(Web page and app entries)
- - - - - - -
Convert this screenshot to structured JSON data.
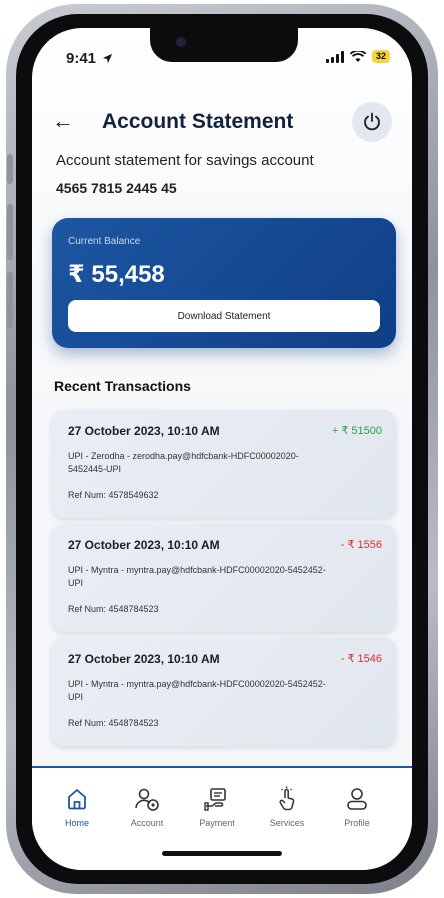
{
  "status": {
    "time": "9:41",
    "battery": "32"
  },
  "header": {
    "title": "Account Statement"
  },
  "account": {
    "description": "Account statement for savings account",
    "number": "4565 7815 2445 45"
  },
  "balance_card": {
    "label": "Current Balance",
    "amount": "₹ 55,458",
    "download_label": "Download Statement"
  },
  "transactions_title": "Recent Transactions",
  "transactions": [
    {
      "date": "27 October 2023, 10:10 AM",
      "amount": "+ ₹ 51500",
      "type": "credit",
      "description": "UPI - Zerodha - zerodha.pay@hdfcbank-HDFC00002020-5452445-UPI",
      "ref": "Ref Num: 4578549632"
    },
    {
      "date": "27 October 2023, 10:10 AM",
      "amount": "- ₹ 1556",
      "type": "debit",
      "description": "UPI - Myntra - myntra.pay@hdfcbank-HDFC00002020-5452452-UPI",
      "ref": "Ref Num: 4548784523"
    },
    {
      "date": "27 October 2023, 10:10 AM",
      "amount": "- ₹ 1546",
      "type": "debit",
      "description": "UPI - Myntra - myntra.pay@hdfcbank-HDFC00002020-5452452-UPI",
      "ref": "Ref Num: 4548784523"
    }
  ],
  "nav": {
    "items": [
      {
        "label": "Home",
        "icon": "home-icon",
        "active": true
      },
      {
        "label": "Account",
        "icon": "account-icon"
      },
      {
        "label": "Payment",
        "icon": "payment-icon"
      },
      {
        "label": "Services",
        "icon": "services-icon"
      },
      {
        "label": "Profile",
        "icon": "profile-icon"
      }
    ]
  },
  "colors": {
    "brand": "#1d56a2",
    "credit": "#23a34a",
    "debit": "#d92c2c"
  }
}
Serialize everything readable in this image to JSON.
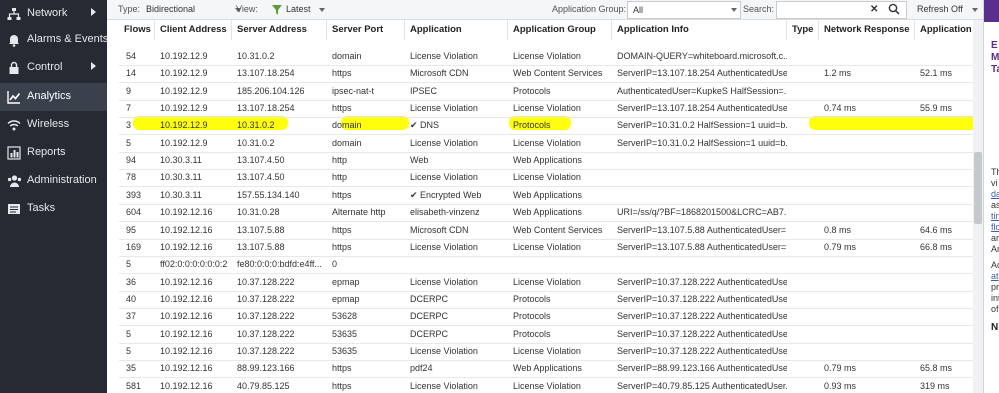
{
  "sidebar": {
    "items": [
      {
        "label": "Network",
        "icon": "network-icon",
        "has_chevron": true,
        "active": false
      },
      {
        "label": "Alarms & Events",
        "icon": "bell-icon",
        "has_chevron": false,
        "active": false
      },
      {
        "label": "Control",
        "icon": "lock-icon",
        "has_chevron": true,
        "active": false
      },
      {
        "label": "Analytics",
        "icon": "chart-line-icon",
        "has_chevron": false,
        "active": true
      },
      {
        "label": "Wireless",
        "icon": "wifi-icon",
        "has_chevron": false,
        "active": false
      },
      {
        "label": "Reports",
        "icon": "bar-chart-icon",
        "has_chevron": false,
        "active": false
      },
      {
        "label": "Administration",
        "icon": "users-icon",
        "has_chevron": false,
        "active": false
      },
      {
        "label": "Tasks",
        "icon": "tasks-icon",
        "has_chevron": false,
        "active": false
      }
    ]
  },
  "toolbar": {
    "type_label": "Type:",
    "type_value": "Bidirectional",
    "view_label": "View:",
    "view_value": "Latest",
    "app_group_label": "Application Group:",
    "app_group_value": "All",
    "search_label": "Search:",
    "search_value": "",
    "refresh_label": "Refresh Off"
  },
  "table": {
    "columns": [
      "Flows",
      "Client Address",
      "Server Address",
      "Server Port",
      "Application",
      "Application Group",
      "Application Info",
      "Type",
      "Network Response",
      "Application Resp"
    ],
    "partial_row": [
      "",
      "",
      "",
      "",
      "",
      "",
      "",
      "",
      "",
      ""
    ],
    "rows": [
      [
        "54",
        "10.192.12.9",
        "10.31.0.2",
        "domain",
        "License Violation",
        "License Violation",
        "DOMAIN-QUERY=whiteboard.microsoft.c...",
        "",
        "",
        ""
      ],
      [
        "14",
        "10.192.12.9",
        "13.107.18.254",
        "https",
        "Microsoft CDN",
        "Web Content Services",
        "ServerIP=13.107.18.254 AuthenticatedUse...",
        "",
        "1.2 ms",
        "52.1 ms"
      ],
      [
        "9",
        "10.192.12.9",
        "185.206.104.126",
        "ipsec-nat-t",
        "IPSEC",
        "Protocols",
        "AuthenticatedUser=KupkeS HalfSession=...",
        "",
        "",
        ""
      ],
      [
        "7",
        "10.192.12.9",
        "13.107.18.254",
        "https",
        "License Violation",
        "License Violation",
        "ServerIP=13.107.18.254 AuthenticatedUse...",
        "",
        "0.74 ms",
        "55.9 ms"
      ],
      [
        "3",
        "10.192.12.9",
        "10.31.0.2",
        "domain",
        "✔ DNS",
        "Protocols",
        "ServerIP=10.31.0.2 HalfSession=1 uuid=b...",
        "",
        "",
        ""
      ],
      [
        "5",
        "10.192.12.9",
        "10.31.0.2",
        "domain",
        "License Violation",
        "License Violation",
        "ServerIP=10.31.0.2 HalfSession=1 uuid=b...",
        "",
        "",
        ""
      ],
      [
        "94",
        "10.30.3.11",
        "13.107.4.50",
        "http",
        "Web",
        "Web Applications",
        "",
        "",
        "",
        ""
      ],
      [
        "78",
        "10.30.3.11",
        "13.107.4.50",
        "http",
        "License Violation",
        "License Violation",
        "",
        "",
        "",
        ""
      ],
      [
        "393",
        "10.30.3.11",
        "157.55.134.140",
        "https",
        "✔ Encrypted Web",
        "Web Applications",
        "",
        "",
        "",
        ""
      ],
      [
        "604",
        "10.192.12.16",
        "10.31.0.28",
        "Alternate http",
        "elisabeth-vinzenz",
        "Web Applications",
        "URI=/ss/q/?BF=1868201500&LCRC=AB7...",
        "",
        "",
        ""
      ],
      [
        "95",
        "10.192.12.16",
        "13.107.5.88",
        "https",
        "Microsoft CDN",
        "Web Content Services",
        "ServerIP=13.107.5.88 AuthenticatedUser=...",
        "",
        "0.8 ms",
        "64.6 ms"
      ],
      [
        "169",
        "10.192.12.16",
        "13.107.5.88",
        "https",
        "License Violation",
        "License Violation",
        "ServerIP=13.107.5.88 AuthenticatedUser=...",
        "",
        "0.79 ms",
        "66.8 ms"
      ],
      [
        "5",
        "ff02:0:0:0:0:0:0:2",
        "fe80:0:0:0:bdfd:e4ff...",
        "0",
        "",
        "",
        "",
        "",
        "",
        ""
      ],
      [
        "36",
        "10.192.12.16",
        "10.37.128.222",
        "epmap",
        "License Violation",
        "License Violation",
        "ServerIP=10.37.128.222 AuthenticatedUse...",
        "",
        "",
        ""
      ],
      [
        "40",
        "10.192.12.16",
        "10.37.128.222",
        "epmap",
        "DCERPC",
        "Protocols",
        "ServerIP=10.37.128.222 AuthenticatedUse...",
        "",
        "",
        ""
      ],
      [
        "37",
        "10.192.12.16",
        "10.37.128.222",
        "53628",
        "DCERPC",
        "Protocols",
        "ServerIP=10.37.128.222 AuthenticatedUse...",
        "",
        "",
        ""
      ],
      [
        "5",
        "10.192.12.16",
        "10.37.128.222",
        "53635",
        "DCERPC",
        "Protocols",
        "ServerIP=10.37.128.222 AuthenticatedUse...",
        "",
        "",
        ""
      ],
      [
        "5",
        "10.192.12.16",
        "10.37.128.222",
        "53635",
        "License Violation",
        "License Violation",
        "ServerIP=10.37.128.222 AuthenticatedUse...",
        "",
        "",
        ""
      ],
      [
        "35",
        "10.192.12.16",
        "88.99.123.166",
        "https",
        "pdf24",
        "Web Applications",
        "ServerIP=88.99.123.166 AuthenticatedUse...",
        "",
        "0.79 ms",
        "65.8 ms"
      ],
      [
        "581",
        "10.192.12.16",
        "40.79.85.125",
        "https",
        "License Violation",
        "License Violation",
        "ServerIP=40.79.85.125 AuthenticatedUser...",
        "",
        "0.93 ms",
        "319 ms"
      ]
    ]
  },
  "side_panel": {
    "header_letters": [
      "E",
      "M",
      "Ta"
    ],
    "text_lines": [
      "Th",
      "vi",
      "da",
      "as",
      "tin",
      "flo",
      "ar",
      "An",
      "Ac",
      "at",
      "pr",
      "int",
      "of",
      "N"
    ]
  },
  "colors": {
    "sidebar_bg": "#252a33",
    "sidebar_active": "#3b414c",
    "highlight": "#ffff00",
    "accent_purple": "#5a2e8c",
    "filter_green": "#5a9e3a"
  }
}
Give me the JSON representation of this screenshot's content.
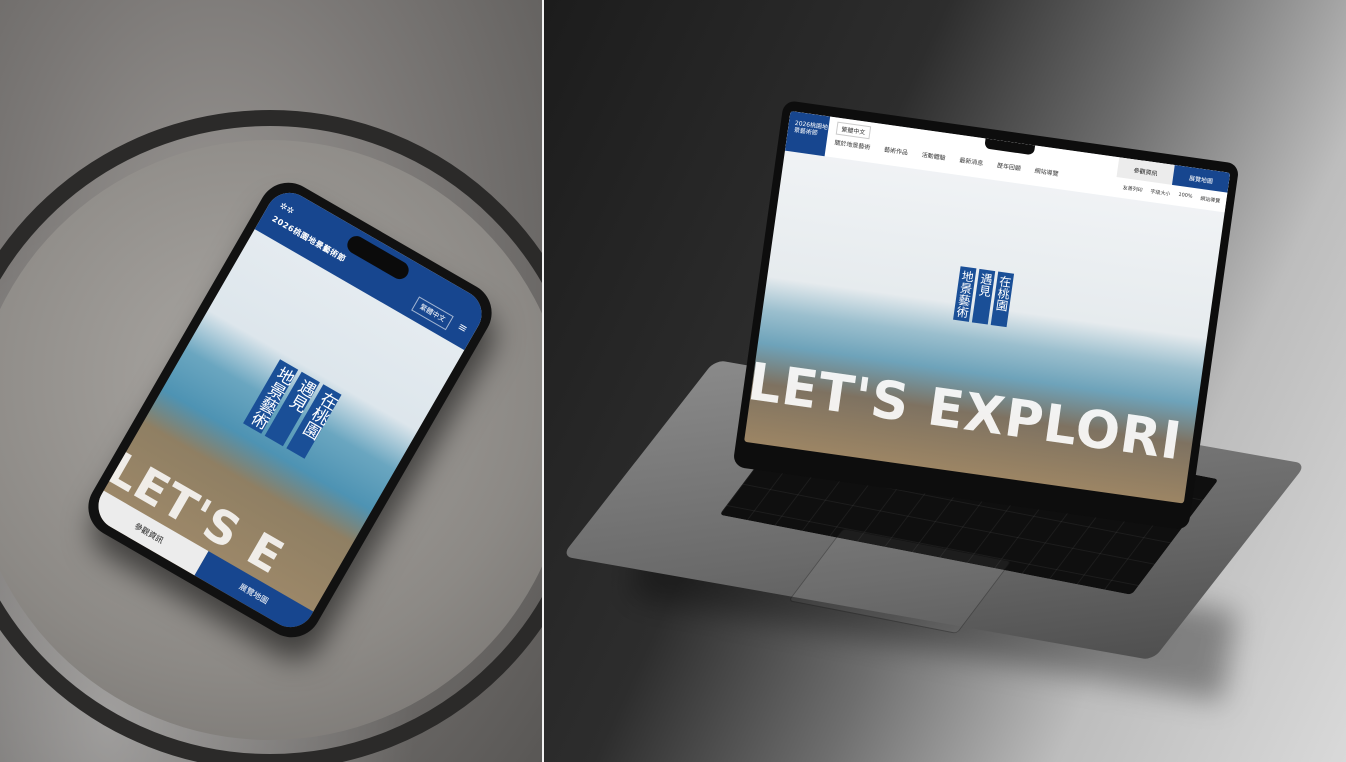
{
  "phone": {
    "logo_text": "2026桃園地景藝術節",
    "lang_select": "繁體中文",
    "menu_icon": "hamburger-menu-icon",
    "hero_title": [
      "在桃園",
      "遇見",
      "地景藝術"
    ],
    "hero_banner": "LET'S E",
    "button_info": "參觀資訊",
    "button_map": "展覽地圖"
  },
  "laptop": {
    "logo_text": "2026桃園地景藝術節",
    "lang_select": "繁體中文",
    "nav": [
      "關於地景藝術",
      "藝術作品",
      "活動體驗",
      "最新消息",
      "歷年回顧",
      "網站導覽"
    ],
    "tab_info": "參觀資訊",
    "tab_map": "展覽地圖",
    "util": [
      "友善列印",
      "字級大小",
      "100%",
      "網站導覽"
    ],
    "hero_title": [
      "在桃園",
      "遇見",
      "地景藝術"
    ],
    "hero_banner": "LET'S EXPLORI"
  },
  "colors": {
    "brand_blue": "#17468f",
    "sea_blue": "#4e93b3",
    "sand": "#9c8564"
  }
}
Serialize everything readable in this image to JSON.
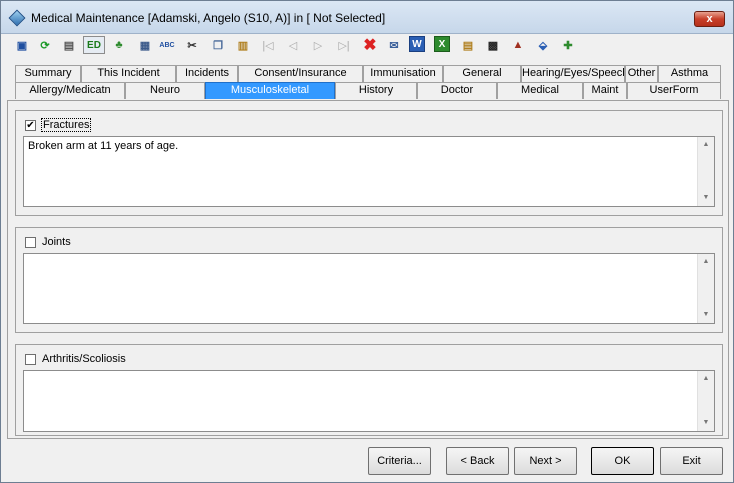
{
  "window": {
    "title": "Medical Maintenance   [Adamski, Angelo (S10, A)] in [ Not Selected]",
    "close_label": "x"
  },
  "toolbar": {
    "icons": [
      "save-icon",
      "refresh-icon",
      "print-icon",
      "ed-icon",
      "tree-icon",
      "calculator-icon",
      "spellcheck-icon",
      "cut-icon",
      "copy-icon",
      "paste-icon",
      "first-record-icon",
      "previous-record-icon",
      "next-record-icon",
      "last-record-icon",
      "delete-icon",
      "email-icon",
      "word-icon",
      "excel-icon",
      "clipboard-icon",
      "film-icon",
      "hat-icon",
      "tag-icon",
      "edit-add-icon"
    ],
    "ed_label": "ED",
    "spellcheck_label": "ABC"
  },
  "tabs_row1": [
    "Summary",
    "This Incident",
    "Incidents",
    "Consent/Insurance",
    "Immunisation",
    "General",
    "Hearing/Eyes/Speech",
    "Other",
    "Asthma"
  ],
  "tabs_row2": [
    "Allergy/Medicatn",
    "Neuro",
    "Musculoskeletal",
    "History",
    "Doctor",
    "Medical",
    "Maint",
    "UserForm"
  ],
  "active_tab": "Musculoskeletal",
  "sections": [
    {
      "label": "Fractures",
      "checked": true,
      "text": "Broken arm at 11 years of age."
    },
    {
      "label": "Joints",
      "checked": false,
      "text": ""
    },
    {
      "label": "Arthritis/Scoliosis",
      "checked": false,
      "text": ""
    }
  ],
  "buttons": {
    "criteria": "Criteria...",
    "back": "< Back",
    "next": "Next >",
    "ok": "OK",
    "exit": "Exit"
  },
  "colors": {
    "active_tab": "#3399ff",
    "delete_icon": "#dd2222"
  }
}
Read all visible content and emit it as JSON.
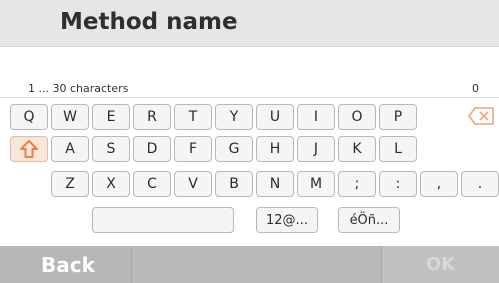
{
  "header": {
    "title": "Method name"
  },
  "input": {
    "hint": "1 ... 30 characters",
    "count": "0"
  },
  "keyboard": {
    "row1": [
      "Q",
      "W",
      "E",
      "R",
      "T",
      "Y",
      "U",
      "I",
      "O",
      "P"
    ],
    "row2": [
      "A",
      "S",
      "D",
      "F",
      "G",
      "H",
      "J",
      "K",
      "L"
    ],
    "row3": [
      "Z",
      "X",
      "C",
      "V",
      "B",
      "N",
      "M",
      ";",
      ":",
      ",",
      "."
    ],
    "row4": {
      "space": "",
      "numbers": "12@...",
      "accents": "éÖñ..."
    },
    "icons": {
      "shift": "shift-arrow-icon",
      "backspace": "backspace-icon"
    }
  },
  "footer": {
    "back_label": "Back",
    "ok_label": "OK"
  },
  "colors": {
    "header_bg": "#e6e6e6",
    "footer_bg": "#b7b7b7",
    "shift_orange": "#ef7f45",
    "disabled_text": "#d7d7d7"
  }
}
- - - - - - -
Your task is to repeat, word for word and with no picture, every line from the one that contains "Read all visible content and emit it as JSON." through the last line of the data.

▸ **EXERCISE OUTPUT**:
Read all visible content and emit it as JSON.
{
  "header": {
    "title": "Method name"
  },
  "input": {
    "hint": "1 ... 30 characters",
    "count": "0"
  },
  "keyboard": {
    "row1": [
      "Q",
      "W",
      "E",
      "R",
      "T",
      "Y",
      "U",
      "I",
      "O",
      "P"
    ],
    "row2": [
      "A",
      "S",
      "D",
      "F",
      "G",
      "H",
      "J",
      "K",
      "L"
    ],
    "row3": [
      "Z",
      "X",
      "C",
      "V",
      "B",
      "N",
      "M",
      ";",
      ":",
      ",",
      "."
    ],
    "row4": {
      "space": "",
      "numbers": "12@...",
      "accents": "éÖñ..."
    },
    "icons": {
      "shift": "shift-arrow-icon",
      "backspace": "backspace-icon"
    }
  },
  "footer": {
    "back_label": "Back",
    "ok_label": "OK"
  },
  "colors": {
    "header_bg": "#e6e6e6",
    "footer_bg": "#b7b7b7",
    "shift_orange": "#ef7f45",
    "disabled_text": "#d7d7d7"
  }
}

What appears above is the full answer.